Germany’s capital is the venue for two significant conferences this November: the Cyber Security Summit – also known as CSS – and the Internet Governance Forum (IGF). And Deutsche Telekom is playing an active role in both.
Some 150 government decision-makers, security experts and technology specialists gathered at the Deutsche Telekom Representative Office in Berlin to discuss current challenges of relevance to cybersecurity as it applies to foreign and security policy. Thomas Kremer, Board Member for Data Privacy, Legal Affairs and Compliance at Deutsche Telekom and host of CSS, said: "To better protect our common democratic and social values from the risks of cyberspace, we need a strong European Union that is evolving towards a Digital Security Union."
Most of all, we need to deter and prevent election interference through cyber mechanisms, in addition to fighting disinformation and extremism in the Internet.
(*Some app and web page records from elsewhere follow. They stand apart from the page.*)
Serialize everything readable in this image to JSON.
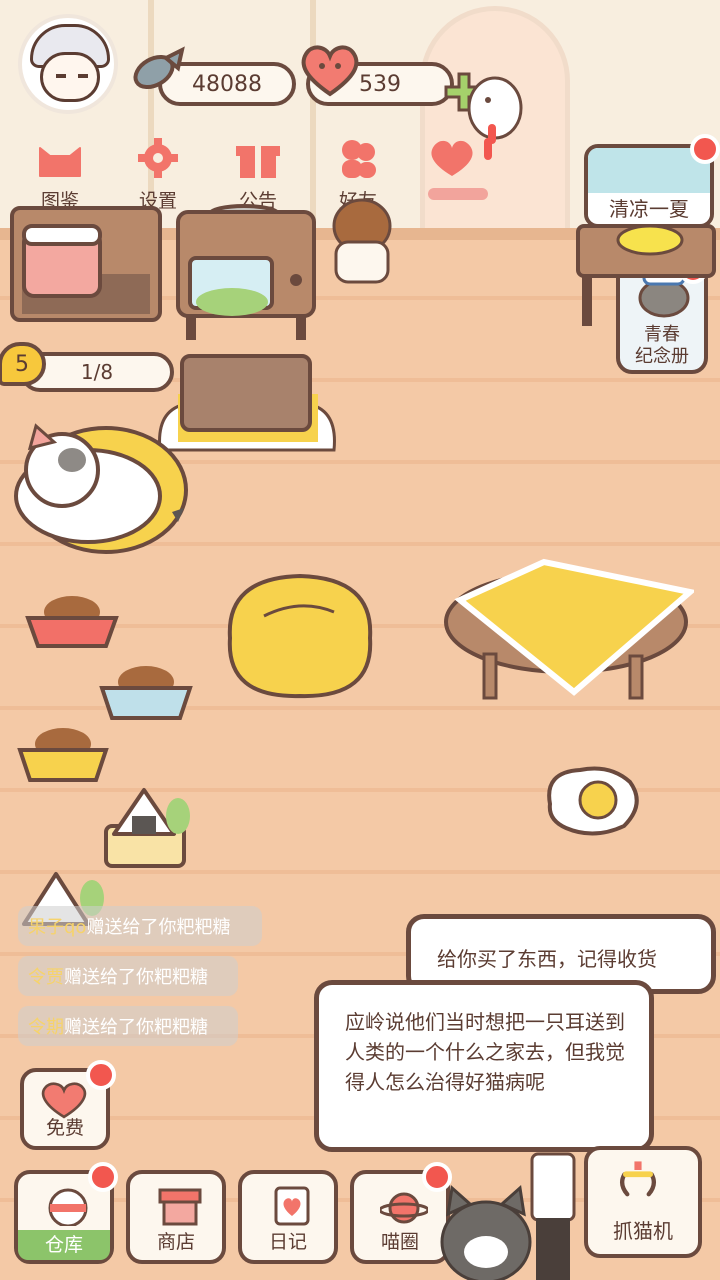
{
  "header": {
    "fish_coins": "48088",
    "hearts": "539"
  },
  "menu": [
    {
      "label": "图鉴",
      "icon": "cat-head-icon"
    },
    {
      "label": "设置",
      "icon": "gear-icon"
    },
    {
      "label": "公告",
      "icon": "gift-icon"
    },
    {
      "label": "好友",
      "icon": "friends-icon"
    }
  ],
  "events": {
    "summer_label": "清凉一夏",
    "memorial_label_1": "青春",
    "memorial_label_2": "纪念册"
  },
  "level": {
    "number": "5",
    "progress": "1/8"
  },
  "gift_messages": [
    {
      "name": "果子qo",
      "text": "赠送给了你粑粑糖"
    },
    {
      "name": "令贾",
      "text": "赠送给了你粑粑糖"
    },
    {
      "name": "令期",
      "text": "赠送给了你粑粑糖"
    }
  ],
  "dialogs": {
    "bubble_1": "给你买了东西，记得收货",
    "bubble_2": "应岭说他们当时想把一只耳送到人类的一个什么之家去，但我觉得人怎么治得好猫病呢"
  },
  "free_button": {
    "label": "免费"
  },
  "nav": [
    {
      "label": "仓库",
      "active": true
    },
    {
      "label": "商店"
    },
    {
      "label": "日记"
    },
    {
      "label": "喵圈"
    }
  ],
  "claw_machine": {
    "label": "抓猫机"
  },
  "colors": {
    "outline": "#6b4a3e",
    "floor": "#f4c9a6",
    "wall": "#f8eedf",
    "badge_red": "#f2574f",
    "active_green": "#8cc46a",
    "yellow": "#f7c83c"
  }
}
Furthermore, we must ensure freedom of access to the internet and its usage, while also recognizing the growing geopolitical importance of technology enterprises, especially when it comes to the proliferation of 5G.
Peter Altmaier, Federal Minister for Economic Affairs and Energy in Germany, emphasizes in Berlin: "The Internet does not belong to any particular person, it does not belong to any country, it belongs to all of us together, it belongs to humanity. That's why we have to see that we've already achieved a lot, but that there are still big risks and threats. By developing governance, we must ensure that development benefits everyone."
According to Wolfgang Ischinger, Chairman of the Munich Security Conference, trust is the currency of diplomacy. “And trust is therefore the currency in cyberspace as well.”
Without mutual trust among governments, business enterprises and citizens, our shared technological progress is in danger.
The Internet Governance Forum, established by the United Nations in 2006, convened this year at the Estrel Congress Center Hotel in Berlin. This conference is seen as one of the most important discussion platforms when it comes to the future of the internet. The motto for the current year is “One World. One Net. One Vision.” Leading figures from government, civil society and business discuss global trends in internet policy, legislative initiatives and proven real-world practices. This year special attention is being focused on all aspects of security and safety pertaining to data privacy, data security and safeguarding people, resources and infrastructures in the digital age - and the role of artificial intelligence (AI) in the entire security architecture.
For many years now Deutsche Telekom has been THE security services provider in the internet age, already applying AI not only to protect its own infrastructures, but also those of its customers. One example of Deutsche Telekom’s expertise is the integration of sensors in its network so that cyberattacks can be analyzed. These sensors alone detect up to 50 million attacks every day. The cyber defense system at Deutsche Telekom analyzes about one billion items of data daily in search of information that will provide evidence of hacking. This is done with fully automated AI support. Computers are very good at recognizing patterns and quickly identifying any deviations that would indicate the occurrence of security breaches. This kind of cyber defense is thus a valuable tool for analysts.
“Global security and stability are becoming increasingly more dependent on digital security and stability. Threats to our economies and societies are on the rise. At Deutsche Telekom we are confronting these challenges and taking appropriate action,” said Wolfgang Kopf, Senior Vice President for Public and Regulatory Affairs at Deutsche Telekom. Maintaining cyber security and fighting cybercrime is a shared responsibility for us all.